(Entries taken from a collection)
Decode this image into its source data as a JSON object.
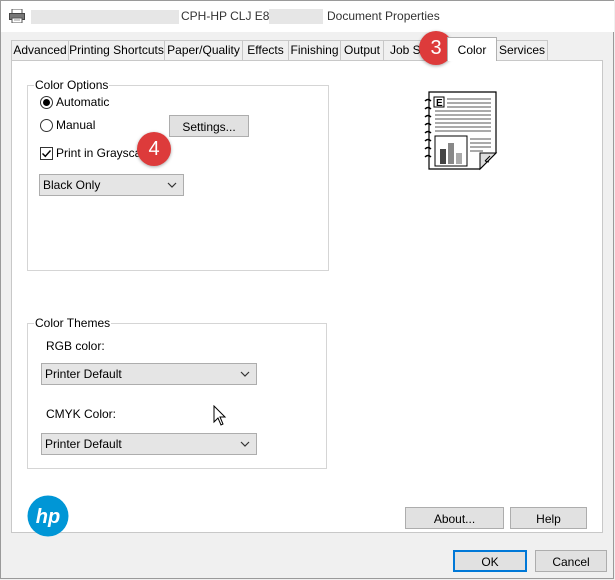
{
  "window": {
    "title": "CPH-HP CLJ E87650-",
    "title_suffix": "Document Properties"
  },
  "tabs": [
    {
      "label": "Advanced"
    },
    {
      "label": "Printing Shortcuts"
    },
    {
      "label": "Paper/Quality"
    },
    {
      "label": "Effects"
    },
    {
      "label": "Finishing"
    },
    {
      "label": "Output"
    },
    {
      "label": "Job St"
    },
    {
      "label": "Color"
    },
    {
      "label": "Services"
    }
  ],
  "active_tab": "Color",
  "color_options": {
    "legend": "Color Options",
    "automatic_label": "Automatic",
    "manual_label": "Manual",
    "selected_mode": "Automatic",
    "settings_button": "Settings...",
    "grayscale_label": "Print in Grayscale",
    "grayscale_checked": true,
    "grayscale_select_value": "Black Only"
  },
  "color_themes": {
    "legend": "Color Themes",
    "rgb_label": "RGB color:",
    "rgb_value": "Printer Default",
    "cmyk_label": "CMYK Color:",
    "cmyk_value": "Printer Default"
  },
  "preview_icon": "document-preview-icon",
  "brand": {
    "logo_text": "hp",
    "color": "#0096d6"
  },
  "buttons": {
    "about": "About...",
    "help": "Help",
    "ok": "OK",
    "cancel": "Cancel"
  },
  "annotations": {
    "step_tab": "3",
    "step_checkbox": "4",
    "badge_color": "#dd3b3b"
  }
}
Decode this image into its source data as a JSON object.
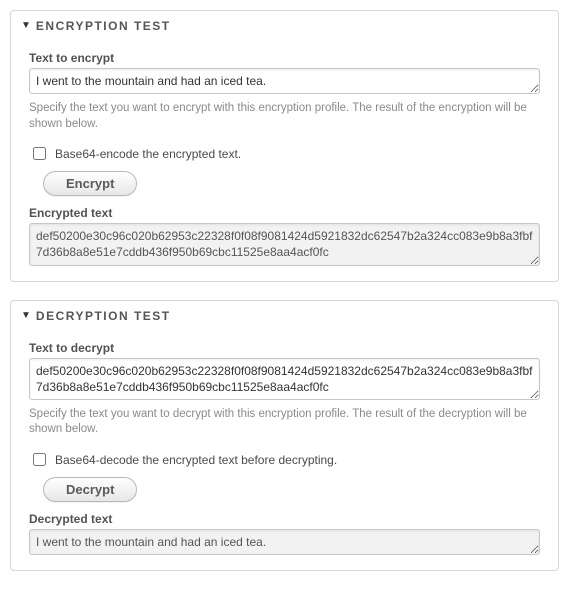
{
  "encryption": {
    "title": "ENCRYPTION TEST",
    "input_label": "Text to encrypt",
    "input_value": "I went to the mountain and had an iced tea.",
    "help": "Specify the text you want to encrypt with this encryption profile. The result of the encryption will be shown below.",
    "checkbox_label": "Base64-encode the encrypted text.",
    "button_label": "Encrypt",
    "output_label": "Encrypted text",
    "output_value": "def50200e30c96c020b62953c22328f0f08f9081424d5921832dc62547b2a324cc083e9b8a3fbf7d36b8a8e51e7cddb436f950b69cbc11525e8aa4acf0fc"
  },
  "decryption": {
    "title": "DECRYPTION TEST",
    "input_label": "Text to decrypt",
    "input_value": "def50200e30c96c020b62953c22328f0f08f9081424d5921832dc62547b2a324cc083e9b8a3fbf7d36b8a8e51e7cddb436f950b69cbc11525e8aa4acf0fc",
    "help": "Specify the text you want to decrypt with this encryption profile. The result of the decryption will be shown below.",
    "checkbox_label": "Base64-decode the encrypted text before decrypting.",
    "button_label": "Decrypt",
    "output_label": "Decrypted text",
    "output_value": "I went to the mountain and had an iced tea."
  }
}
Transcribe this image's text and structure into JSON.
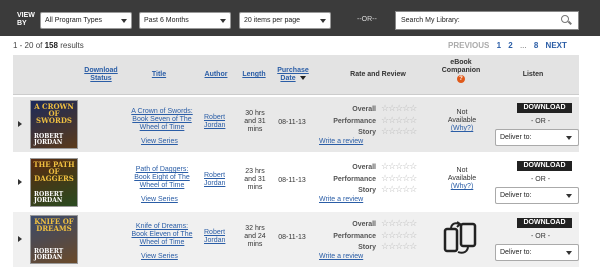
{
  "topbar": {
    "view_by": "VIEW BY",
    "program_type": "All Program Types",
    "period": "Past 6 Months",
    "per_page": "20 items per page",
    "or": "--OR--",
    "search_placeholder": "Search My Library:"
  },
  "results": {
    "prefix": "1 - 20",
    "of": "of",
    "total": "158",
    "suffix": "results"
  },
  "pager": {
    "prev": "PREVIOUS",
    "pages": [
      "1",
      "2"
    ],
    "ellipsis": "...",
    "last": "8",
    "next": "NEXT"
  },
  "columns": {
    "download_status": "Download Status",
    "title": "Title",
    "author": "Author",
    "length": "Length",
    "purchase_date": "Purchase Date",
    "rate_review": "Rate and Review",
    "ebook_companion": "eBook Companion",
    "ebook_help": "?",
    "listen": "Listen"
  },
  "rating_labels": [
    "Overall",
    "Performance",
    "Story"
  ],
  "stars": "☆☆☆☆☆",
  "books": [
    {
      "cover_title": "A CROWN OF SWORDS",
      "cover_author": "ROBERT JORDAN",
      "cover_colors": [
        "#1c2a5a",
        "#5a3a1a"
      ],
      "title": "A Crown of Swords: Book Seven of The Wheel of Time",
      "view_series": "View Series",
      "author": "Robert Jordan",
      "length": "30 hrs and 31 mins",
      "date": "08-11-13",
      "write_review": "Write a review",
      "ebook": "Not Available",
      "ebook_why": "(Why?)",
      "ebook_icon": false,
      "download": "DOWNLOAD",
      "or": "- OR -",
      "deliver": "Deliver to:"
    },
    {
      "cover_title": "THE PATH OF DAGGERS",
      "cover_author": "ROBERT JORDAN",
      "cover_colors": [
        "#5a2a10",
        "#2a4a20"
      ],
      "title": "Path of Daggers: Book Eight of The Wheel of Time",
      "view_series": "View Series",
      "author": "Robert Jordan",
      "length": "23 hrs and 31 mins",
      "date": "08-11-13",
      "write_review": "Write a review",
      "ebook": "Not Available",
      "ebook_why": "(Why?)",
      "ebook_icon": false,
      "download": "DOWNLOAD",
      "or": "- OR -",
      "deliver": "Deliver to:"
    },
    {
      "cover_title": "KNIFE OF DREAMS",
      "cover_author": "ROBERT JORDAN",
      "cover_colors": [
        "#3a4a6a",
        "#6a4a2a"
      ],
      "title": "Knife of Dreams: Book Eleven of The Wheel of Time",
      "view_series": "View Series",
      "author": "Robert Jordan",
      "length": "32 hrs and 24 mins",
      "date": "08-11-13",
      "write_review": "Write a review",
      "ebook": "",
      "ebook_why": "",
      "ebook_icon": true,
      "download": "DOWNLOAD",
      "or": "- OR -",
      "deliver": "Deliver to:"
    }
  ]
}
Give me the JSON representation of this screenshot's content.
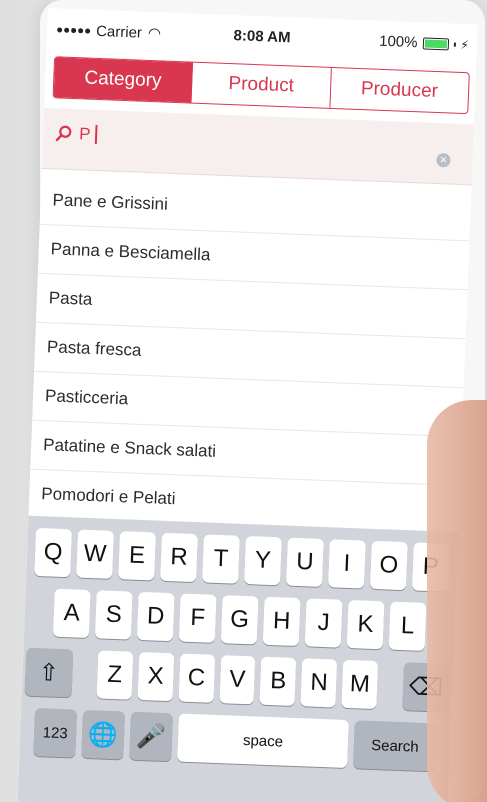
{
  "status_bar": {
    "carrier": "Carrier",
    "time": "8:08 AM",
    "battery": "100%"
  },
  "tabs": [
    {
      "label": "Category",
      "active": true
    },
    {
      "label": "Product",
      "active": false
    },
    {
      "label": "Producer",
      "active": false
    }
  ],
  "search": {
    "value": "P",
    "placeholder": ""
  },
  "results": [
    "Pane e Grissini",
    "Panna e Besciamella",
    "Pasta",
    "Pasta fresca",
    "Pasticceria",
    "Patatine e Snack salati",
    "Pomodori e Pelati"
  ],
  "keyboard": {
    "row1": [
      "Q",
      "W",
      "E",
      "R",
      "T",
      "Y",
      "U",
      "I",
      "O",
      "P"
    ],
    "row2": [
      "A",
      "S",
      "D",
      "F",
      "G",
      "H",
      "J",
      "K",
      "L"
    ],
    "row3": [
      "Z",
      "X",
      "C",
      "V",
      "B",
      "N",
      "M"
    ],
    "numbers_label": "123",
    "space_label": "space",
    "search_label": "Search"
  },
  "colors": {
    "accent": "#d9364f",
    "search_bg": "#f7eeee",
    "keyboard_bg": "#d1d5db"
  }
}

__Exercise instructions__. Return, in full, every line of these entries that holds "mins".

__Response__.
      "length": "30 hrs and 31 mins",
      "length": "23 hrs and 31 mins",
      "length": "32 hrs and 24 mins",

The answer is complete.